Exercise brief:
Output the full set of records exactly.

Materials provided:
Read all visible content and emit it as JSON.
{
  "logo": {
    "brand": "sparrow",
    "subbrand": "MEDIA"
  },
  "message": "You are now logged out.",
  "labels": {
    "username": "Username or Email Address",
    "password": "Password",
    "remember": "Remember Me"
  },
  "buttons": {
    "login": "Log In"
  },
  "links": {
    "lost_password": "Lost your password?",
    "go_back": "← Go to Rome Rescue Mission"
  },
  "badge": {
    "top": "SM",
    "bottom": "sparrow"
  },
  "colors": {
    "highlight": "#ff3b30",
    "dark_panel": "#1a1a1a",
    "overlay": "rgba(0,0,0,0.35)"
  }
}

Result for this exercise:
Read all visible content and emit it as JSON.
{
  "logo": {
    "brand": "sparrow",
    "subbrand": "MEDIA"
  },
  "message": "You are now logged out.",
  "labels": {
    "username": "Username or Email Address",
    "password": "Password",
    "remember": "Remember Me"
  },
  "buttons": {
    "login": "Log In"
  },
  "links": {
    "lost_password": "Lost your password?",
    "go_back": "← Go to Rome Rescue Mission"
  },
  "badge": {
    "top": "SM",
    "bottom": "sparrow"
  },
  "colors": {
    "highlight": "#ff3b30",
    "dark_panel": "#1a1a1a",
    "overlay": "rgba(0,0,0,0.35)"
  }
}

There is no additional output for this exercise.